I will document this for you so that you, too, can participate in what I consider to be a good time.   I’m sure this has nothing to do with why I’m single.




A License to Pee

The other day, some crabby old bitch with too much time on her hands started banging on her bay  window because Henry lifted his leg on the tree on her front lawn.  I wanted to give her the international sign for “get a fucking life!”, commonly known as The Finger, but I realized that I hadn’t picked up the dogs’ licenses for this year yet, so I contained myself.  Instead, I pretended like I didn’t know where the noise was coming from.  The more she banged, the more I just looked around me and everywhere else but at her front window.  She was incensed.  

Now, before y’all get horrified and say that it’s her property and her tree and how my Henry’s urine was vandalizing her property,  let me clarify how property ownership works here:  you might own your house, you might be responsible for mowing every inch of your lawn right up to the sidewalk and picking up the leaves of the tree on that lawn… but that tree, and approximately four feet of the land from the sidewalk onto your lawn belongs to the city.    
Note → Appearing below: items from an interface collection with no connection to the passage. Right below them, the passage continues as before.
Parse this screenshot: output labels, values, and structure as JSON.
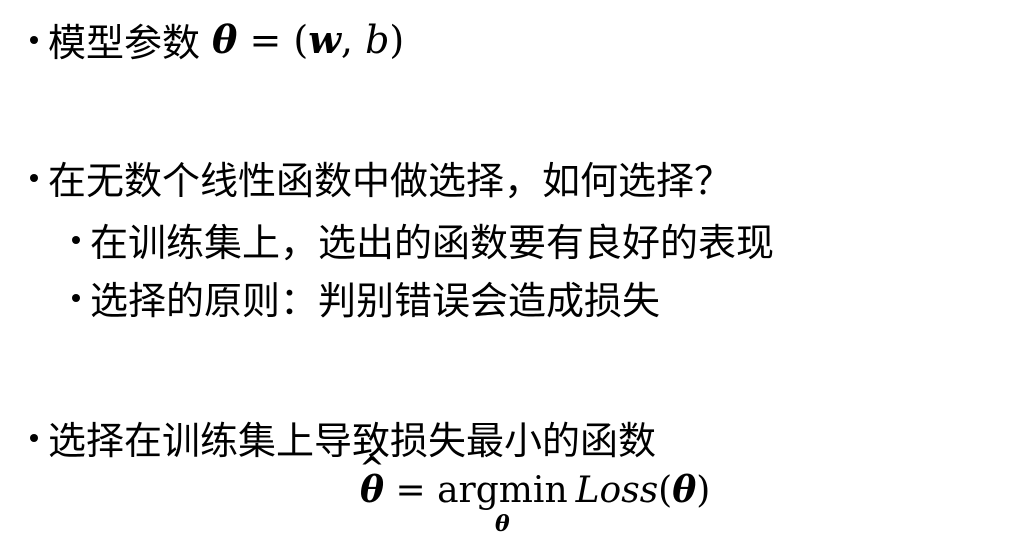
{
  "bullets": [
    {
      "text": "模型参数",
      "math": {
        "theta": "θ",
        "equals": " = ",
        "open": "(",
        "w": "w",
        "comma": ",",
        "b": " b",
        "close": ")"
      }
    },
    {
      "text": "在无数个线性函数中做选择，如何选择？"
    },
    {
      "text": "在训练集上，选出的函数要有良好的表现"
    },
    {
      "text": "选择的原则：判别错误会造成损失"
    },
    {
      "text": "选择在训练集上导致损失最小的函数"
    }
  ],
  "formula": {
    "theta_hat": "θ",
    "hat": "^",
    "equals": " = ",
    "argmin": "argmin",
    "argmin_sub": "θ",
    "loss": "Loss",
    "open": "(",
    "theta": "θ",
    "close": ")"
  }
}
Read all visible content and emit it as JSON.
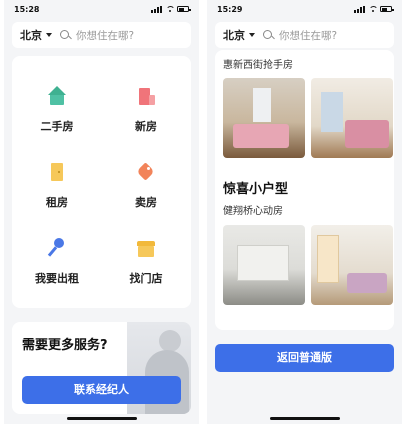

license-4And that, dear reader, is the main reason I get an annual doggie license for my poopers. Although it’s also contributing to the upkeep of dog parks, my strongest incentive for getting them is that I am giving my dogs a License to Pee – and poop (which I dutifully pick up, I might add) on municipal land.   So when some crotchety old cunt gets all uppity with me, and I have the time and inclination, I can irritate the shit out of her by simply smiling, let her make an ass out of herself by yelling at me, and then calmly point out that, “my dogs are licensed and are within their rights to pee and poop on municipal property, which, incidentally, runs just past the huge tree.”  BOOM!  Nothing shuts a miserable cunt up like cold, hard facts.  

So today, I shall walk my  beasts past that petty woman’s house with their shiny new tags jingling from their collars and feel satisfied with my $50 investment – such a small price to pay for pees of mind.  

‘Cause you gotta fight for their right, to POTTY…


To Your Health…


To your left, what you see; to your right, what exists….

Eleven years ago, I was ‘officially’ diagnosed with an autoimmune disease that had probably started its insidious attack years prior.  Dermatomyofuckingsitis.  It started with little things, symptoms that doctors couldn’t quite peg.  Never feeling ‘well’.  Fatigue.  Stumbling and uncoordinated, as if I had just downed a few pints – but without the buzz.

The coughing and shortness of breath.  That’s how it really came to light.  Pneumonia!  Hurrah!  Ten days of antibiotics and all would be normal again.  Except that it wasn’t.  And suddenly things spiraled out of control.  Can’t sit, can’t stand, can’t walk – legs are disobedient.

Some pills make you larger and some pills make you small….

Strapped down and high on Ativan, I watched as the surgeon sliced open my bicep and took a piece of muscle tissue out of my arm.  Like in a movie , through a lens smeared with Vasoline – hazy and foggy and thoroughly surreal.

Reading the report as if it were someone else’s, googling the terms and wishing it were.  Denial.  Nothing would ever be the same again.  It could be worse, of course.  It can always be worse.  So you plough through it all and make the best of things.

Fast forward eleven years.  Where has all this time gone?  Every breath is both a gift and a constant reminder that you are limited.  But you’re still here. Lucky to be alive, but mourning what you didn’t know you could have had before you realized you lost it.  Acceptance.  The infinitesimal beauty in the most mundane of things.  Knowledge that life is fragile and time is limited.  That death is nothing to fear.  Gratitude for the most taken for granted of things: the sight of your eyelashes as you open your eyes every morning of your life….

Here’s to your health…